Hello, I'm new at tarot reading, and don't want to just dive right in to trying to get people to let me do readings on them (although, I would love to) until I get my sea legs, so to speak. I wanted to know what ways are there to practice with them when you don't have other people to do readings on? Do you just do full spreads on yourself? Do you pick a few cards every day just to meditate on their meaning? Do you read and try to memorize meanings by the book? Do you journal what meanings the cards may initially have to you? What is your favorite method? What do you find works for you? What have you found doesn't work so well? Have you encountered any adverse affects from doing anything, and you'd like to let me know? Thanks!
While doing divination for yourself can be excellent practice, your own desired results may interfere with a reading. Just be aware of that, and learn to read the cards objectively.
But yes: the best way to learn tarot, in my opinion, besides just study, is working with the tarot!
I have a couple methods I use for a quick reading, and more often than not I use either a 'what to expect tomorrow' reading or 'what should I have learned today' type reading. I will also use a modified Celtic Cross -- still with ten cards but with a slightly different layout, thanks to somone on YouTube for the advice.
Speaking of YouTube, it's a great place to start with learning. Tarot Oracle has a brief course on tarot divination, and there are others. Some people teach a story for the Major Arcana, called the Fool's Journey. This story can be considerably different depending on your source! There's a version on the Sacred Texts site which uses a differing order as well.
So find different books, videos, web sites (learntarot.com is a good one) and broaden your view. Ultimately, find what works best for you.

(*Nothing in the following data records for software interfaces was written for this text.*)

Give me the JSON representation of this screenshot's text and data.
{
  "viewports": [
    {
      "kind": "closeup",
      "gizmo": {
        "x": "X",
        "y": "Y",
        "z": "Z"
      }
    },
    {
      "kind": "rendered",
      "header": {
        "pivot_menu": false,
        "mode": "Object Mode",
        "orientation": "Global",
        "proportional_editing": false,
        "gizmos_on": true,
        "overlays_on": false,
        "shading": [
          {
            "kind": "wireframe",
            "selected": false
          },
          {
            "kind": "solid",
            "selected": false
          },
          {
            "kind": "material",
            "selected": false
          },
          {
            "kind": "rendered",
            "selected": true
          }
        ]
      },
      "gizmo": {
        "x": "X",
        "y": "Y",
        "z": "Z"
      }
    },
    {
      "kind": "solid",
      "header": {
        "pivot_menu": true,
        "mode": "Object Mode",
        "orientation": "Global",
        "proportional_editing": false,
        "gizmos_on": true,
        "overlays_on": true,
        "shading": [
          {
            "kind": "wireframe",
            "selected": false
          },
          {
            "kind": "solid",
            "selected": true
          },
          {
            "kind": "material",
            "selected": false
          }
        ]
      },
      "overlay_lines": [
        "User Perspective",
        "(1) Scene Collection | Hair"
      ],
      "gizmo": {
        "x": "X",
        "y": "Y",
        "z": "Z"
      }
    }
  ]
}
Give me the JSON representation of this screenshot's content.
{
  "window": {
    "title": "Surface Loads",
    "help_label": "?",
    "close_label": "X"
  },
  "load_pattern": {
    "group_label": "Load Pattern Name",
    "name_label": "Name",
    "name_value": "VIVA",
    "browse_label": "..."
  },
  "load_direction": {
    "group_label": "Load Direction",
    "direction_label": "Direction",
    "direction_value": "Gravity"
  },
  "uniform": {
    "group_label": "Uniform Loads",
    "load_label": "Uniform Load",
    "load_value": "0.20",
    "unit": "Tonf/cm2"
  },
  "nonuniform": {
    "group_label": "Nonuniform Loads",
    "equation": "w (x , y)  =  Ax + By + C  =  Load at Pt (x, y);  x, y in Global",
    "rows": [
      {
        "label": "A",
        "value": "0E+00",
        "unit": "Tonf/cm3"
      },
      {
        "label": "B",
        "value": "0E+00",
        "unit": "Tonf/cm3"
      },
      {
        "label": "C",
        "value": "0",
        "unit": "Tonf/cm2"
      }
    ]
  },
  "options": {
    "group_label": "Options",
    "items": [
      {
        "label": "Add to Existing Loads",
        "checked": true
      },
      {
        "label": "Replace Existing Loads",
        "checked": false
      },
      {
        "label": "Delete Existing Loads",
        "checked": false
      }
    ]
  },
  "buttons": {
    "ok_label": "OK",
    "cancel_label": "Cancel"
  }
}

The stories told on both of those sights were interesting. I feel like they were both written for different purposes. The first one actually reminded me of a deep rooted nostalgia I frequently feel, especially in nature. The second though seemed more like a glossary, and just a dictionary with a little extra fluff. I liked them both for what they are though.
Is there a version you put more stock in than the rest? Are these treated like like actual things to have happened, or fictional stories with a higher purpose than just entertainment? Does it vary from person to person? Does anyone else want to chime in with their favorite versions?
The Fool's Journey is most certainly fictional. It's an allegory about -- depending on the source -- the meanings of the cards or even the journey to enlightenment through ritual magic.
The tarot, from the thread of the Rider Waite deck as for popular designs, is a pictorial representation of a dydtem of magic, though many will simply use it for divination. Each card has correspondences to numerology, astrology, elements, mystical meanings to their associated Hebrew letters, direct symbolism on the card, and the RWS deck is also known for having 'blinds' or misinformation to hide, obscure, or even omit information meant to be included in a Golden Dawn based tarot deck.
Information was obscured because the people who made the deck were sworn to preserve secrets of the Golden Dawn. Much still remains, such as the sephiroht on the veil behind The Empress, represented ting the Tree of Life in a specific aspect in study towards initiation, and much more. Some changes are subtle, such as changing the quantity of specific marks on some cards. Some things are more obscured, changed, or even removed.
Well that's going in the file for interesting things that I need to look in to on a day where I can focus, and really dig in to it. Thank you Prsona for being so helpful in what you've shared. You've given me some really great points to use as starting points to understand all of this better. This should keep my thoughts occupied for quite a substantial time.